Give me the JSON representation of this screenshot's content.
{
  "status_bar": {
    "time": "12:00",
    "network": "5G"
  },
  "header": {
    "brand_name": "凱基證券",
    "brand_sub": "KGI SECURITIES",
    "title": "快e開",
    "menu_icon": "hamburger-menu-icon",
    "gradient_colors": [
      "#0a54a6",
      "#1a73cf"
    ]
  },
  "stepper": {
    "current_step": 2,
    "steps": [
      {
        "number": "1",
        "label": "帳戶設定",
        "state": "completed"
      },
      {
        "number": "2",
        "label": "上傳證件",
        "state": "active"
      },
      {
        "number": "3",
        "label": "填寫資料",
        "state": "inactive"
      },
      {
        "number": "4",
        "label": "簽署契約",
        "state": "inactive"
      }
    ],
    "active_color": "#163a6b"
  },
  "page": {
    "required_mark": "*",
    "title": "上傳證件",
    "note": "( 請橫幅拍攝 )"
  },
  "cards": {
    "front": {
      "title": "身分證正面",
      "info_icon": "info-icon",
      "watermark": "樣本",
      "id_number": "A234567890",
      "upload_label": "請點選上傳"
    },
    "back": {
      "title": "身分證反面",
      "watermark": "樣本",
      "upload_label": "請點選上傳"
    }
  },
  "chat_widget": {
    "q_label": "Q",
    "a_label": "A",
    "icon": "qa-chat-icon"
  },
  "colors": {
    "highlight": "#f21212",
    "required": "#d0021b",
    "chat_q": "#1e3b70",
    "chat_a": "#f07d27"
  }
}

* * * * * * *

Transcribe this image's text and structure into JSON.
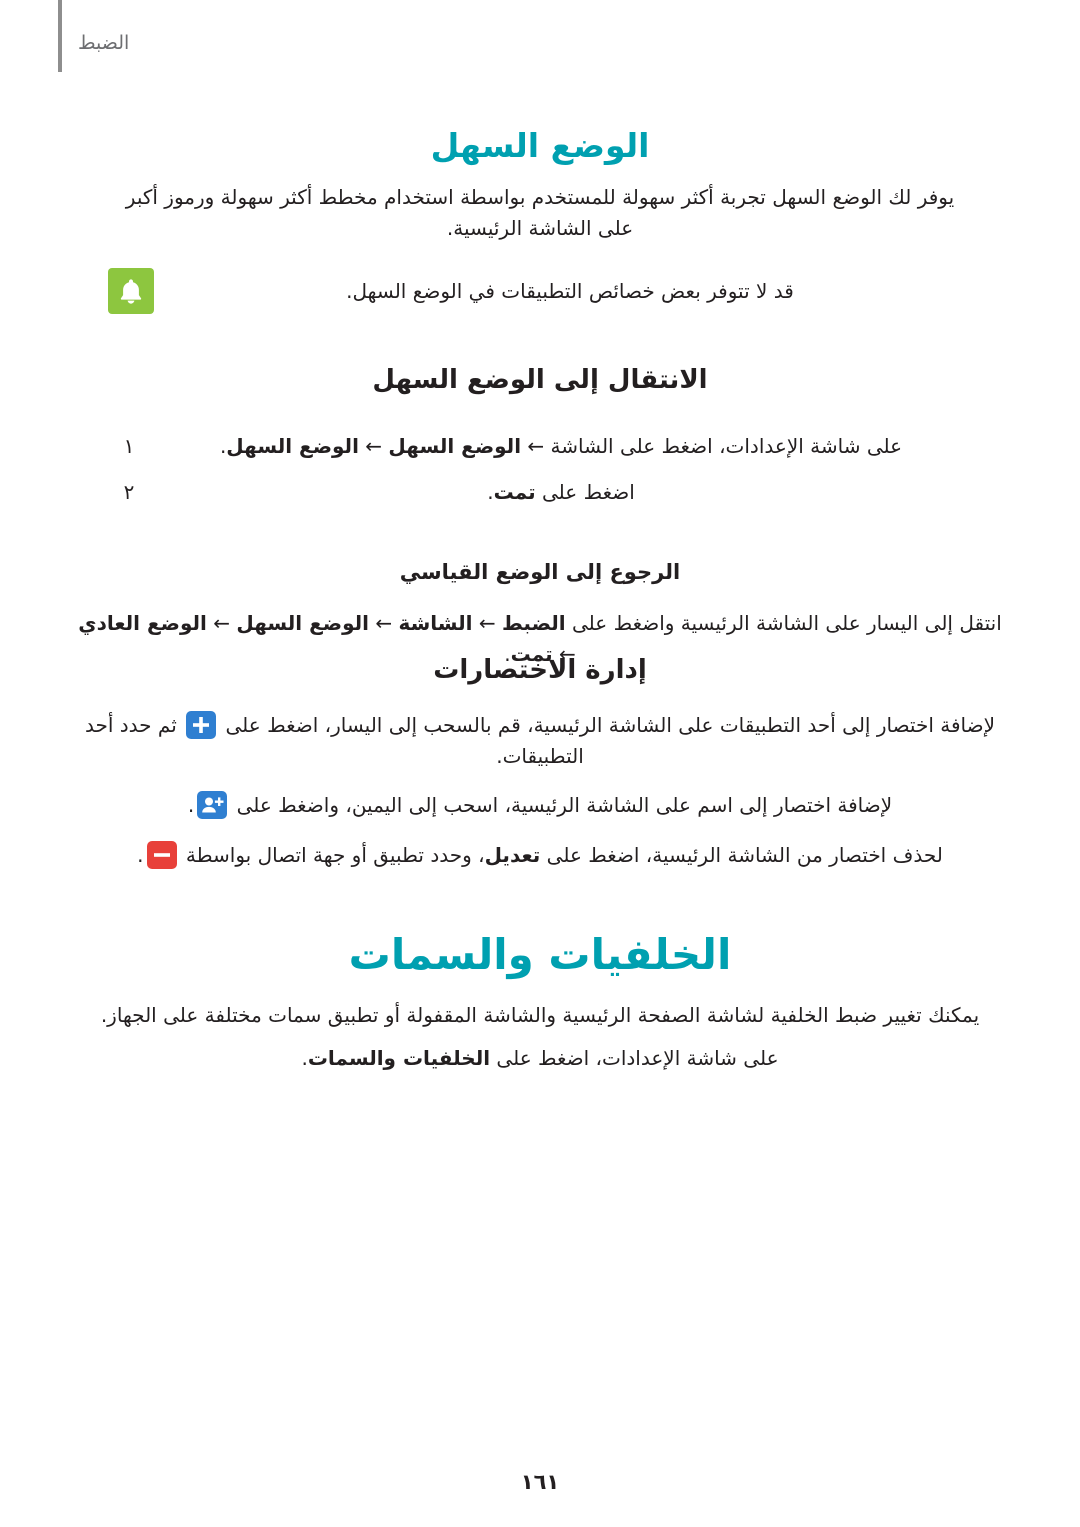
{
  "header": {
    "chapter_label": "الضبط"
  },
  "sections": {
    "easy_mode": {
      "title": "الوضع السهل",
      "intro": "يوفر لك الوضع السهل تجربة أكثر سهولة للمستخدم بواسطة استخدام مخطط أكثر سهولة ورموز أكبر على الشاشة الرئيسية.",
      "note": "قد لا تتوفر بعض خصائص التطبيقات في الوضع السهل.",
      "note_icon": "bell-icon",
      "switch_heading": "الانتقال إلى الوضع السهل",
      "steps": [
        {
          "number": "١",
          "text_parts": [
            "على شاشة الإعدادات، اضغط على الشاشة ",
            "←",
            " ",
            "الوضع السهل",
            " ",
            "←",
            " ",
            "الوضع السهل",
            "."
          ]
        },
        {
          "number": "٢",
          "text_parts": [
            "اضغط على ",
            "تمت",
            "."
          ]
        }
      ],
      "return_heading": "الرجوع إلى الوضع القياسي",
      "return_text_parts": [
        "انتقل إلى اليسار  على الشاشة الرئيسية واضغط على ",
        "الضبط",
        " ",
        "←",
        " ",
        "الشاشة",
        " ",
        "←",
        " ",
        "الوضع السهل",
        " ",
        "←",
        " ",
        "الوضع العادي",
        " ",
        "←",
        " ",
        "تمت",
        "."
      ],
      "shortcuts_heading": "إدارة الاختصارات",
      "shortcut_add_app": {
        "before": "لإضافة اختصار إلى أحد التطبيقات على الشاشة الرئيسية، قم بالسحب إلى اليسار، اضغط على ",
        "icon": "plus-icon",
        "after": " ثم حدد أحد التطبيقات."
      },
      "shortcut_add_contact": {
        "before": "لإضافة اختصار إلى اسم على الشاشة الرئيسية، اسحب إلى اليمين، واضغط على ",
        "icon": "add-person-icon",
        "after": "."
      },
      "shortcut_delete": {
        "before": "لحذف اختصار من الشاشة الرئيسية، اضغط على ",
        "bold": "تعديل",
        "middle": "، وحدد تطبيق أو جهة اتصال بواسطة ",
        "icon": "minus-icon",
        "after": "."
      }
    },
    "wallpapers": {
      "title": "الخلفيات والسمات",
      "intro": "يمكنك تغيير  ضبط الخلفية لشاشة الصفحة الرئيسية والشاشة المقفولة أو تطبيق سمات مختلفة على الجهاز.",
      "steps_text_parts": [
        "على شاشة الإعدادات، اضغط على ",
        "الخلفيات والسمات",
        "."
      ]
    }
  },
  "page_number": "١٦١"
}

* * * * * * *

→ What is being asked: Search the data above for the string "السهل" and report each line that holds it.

→ Reply:
      "title": "الوضع السهل",
      "intro": "يوفر لك الوضع السهل تجربة أكثر سهولة للمستخدم بواسطة استخدام مخطط أكثر سهولة ورموز أكبر على الشاشة الرئيسية.",
      "note": "قد لا تتوفر بعض خصائص التطبيقات في الوضع السهل.",
      "switch_heading": "الانتقال إلى الوضع السهل",
            "الوضع السهل",
            "الوضع السهل",
        "الوضع السهل",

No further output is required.